Many beginners in watercolours seem confused as to what colours they need to buy, and I'm sure many of us have bought as many colours as we could afford, thinking that more is better.  Then sat around unsure as to where to begin, overwhelmed at the sheer number of colours in their kit!

So with this in mind, I picked three colours which work really well together and are transparent, and set out to find out how many colours I could make with just those three colours. 

The answer is...  a lot.      I decided to keep my colour chart to just one side of watercolour paper, and a bit smaller than A4.  No reason for the size apart from already having several pieces, all the same handy size.
Three colour chart with Cotman Watercolours ©2014 Polly o'Leary
Three colour chart with Cotman Watercolours

First, I mixed two of each of the colours, adding tiny amounts of one colour to another and recording the colours as they changed.   I did this with each of the three colours.

Then, I picked mixes of two of the colours and added tiny amounts of the third to see what colours I got.

I labelled everything so that I could repeat any colour I wanted just by looking at the chart.

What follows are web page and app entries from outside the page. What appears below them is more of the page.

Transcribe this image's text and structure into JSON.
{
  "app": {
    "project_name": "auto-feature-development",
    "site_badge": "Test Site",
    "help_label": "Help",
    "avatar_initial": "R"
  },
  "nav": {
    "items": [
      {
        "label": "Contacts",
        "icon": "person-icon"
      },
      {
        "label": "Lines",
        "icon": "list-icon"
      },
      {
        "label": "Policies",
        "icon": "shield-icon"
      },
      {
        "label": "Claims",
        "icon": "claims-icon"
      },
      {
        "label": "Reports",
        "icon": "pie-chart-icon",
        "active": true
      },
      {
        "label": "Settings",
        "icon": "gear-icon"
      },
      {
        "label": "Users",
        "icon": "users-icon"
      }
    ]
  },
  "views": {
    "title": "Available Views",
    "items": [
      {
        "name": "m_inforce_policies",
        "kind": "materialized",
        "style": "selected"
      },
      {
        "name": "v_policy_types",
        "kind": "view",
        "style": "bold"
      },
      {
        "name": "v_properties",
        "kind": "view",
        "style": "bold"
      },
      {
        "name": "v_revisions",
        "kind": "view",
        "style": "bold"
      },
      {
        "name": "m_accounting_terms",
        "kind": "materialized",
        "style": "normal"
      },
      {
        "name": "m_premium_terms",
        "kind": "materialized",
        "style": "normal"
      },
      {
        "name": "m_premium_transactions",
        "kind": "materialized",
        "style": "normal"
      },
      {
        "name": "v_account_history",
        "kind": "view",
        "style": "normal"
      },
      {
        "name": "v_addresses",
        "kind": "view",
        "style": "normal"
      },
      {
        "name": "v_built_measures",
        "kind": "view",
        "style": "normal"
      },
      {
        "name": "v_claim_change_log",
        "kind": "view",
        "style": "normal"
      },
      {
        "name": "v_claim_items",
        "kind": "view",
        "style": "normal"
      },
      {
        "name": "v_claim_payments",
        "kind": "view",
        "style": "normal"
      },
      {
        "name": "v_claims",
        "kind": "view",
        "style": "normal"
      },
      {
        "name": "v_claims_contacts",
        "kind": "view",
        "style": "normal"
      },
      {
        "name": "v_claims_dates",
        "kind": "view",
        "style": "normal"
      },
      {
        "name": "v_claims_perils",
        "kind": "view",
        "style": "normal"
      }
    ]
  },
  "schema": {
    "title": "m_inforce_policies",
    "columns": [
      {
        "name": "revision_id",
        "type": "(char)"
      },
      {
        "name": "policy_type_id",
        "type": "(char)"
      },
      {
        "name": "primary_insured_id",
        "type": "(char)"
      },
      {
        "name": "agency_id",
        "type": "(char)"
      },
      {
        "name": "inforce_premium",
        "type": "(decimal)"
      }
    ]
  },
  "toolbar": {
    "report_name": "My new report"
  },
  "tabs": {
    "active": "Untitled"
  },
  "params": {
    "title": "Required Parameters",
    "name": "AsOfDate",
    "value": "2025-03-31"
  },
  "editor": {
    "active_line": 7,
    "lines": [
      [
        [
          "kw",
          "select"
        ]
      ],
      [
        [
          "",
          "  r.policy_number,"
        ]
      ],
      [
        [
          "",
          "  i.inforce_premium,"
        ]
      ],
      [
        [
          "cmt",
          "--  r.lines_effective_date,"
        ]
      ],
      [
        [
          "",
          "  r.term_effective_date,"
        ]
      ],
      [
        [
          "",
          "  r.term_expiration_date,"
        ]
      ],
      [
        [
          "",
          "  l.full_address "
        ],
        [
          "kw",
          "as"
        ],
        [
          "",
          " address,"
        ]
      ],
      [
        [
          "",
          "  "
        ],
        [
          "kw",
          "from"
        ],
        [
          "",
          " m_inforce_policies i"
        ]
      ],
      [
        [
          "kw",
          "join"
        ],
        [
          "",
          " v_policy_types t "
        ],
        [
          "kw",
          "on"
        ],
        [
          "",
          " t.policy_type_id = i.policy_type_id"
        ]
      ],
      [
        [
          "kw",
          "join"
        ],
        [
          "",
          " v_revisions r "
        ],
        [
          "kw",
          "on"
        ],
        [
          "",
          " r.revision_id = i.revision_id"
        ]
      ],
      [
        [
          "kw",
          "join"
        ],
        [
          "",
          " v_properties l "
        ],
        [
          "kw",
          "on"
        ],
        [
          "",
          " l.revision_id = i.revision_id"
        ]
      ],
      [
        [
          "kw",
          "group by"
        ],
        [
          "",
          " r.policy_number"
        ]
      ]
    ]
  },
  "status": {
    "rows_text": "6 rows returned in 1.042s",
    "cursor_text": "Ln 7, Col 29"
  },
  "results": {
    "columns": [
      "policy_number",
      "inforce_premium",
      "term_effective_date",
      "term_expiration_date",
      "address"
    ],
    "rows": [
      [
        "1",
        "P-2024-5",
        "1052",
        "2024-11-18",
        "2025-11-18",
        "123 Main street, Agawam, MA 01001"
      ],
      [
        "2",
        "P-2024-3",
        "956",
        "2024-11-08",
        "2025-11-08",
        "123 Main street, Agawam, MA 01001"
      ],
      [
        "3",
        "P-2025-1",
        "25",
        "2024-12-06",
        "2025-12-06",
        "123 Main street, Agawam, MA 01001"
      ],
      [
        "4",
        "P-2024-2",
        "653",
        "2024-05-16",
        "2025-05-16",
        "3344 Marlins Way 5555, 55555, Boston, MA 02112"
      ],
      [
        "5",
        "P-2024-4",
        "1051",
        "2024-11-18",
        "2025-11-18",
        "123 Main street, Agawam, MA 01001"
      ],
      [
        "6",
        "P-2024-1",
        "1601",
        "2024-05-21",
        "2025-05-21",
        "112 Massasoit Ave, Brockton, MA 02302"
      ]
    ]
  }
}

Notice that each primary colour can be changed to either warm or cool by adding tiny amounts of one of the other colours.  So you get a Warm Red and a Cool Red, a Warm and Cool Blue and a Warm and Cool Yellow.    Then, as you continue adding tiny amounts, the colours change to produce a range of Oranges, Purples and Greens.

But that isn't the end of the story, each of those Oranges, Purples and Greens can be further changed by adding tiny amounts of a primary colour to produce progressively warmer or cooler versions of the colour.   And as you add more and more of the primary, you get a range of browns, golds and greys.

All of this was done using only Cotman Watercolour paints, since this is often the paint bought by beginners, but you'd get the same results using Artist's Watercolurs too.

As I was enjoying myself, I then decided to make colour charts with six colours guided by a MaimeriBlu Tryout Set I had hanging around (In the Cotman Chart below, I used seven colours as I wanted to see the difference between PG7 Phthalo Green, and PG36 Phthalo Green in the mixes) .   But this time, I limited my mixes to just two of the colours, otherwise I'd still be mixing colours.

Six-colour Palette Mixes - Cotman, MaimeriBlu and Artist's Watercolours ©2014 Polly o'Leary
Six-colour Palette Mixes - Cotman, MaimeriBlu and Artist's Watercolours

So there you are,  it's possible to mix a huge number of colours with just three well chosen tubes of paint - certainly enough colours for your first tentative steps in Watercolour.   And it's possible to mix an almost infinite number of colours with just six well chosen tubes of paint.    Good news for anyone wanting to start painting in watercolour without spending a fortune.

More on Colour

Lightfastness Testing #1

Lightfastness Testing #2 - Results

The Problem Of PY153 - New Gamboge, Indian Yellow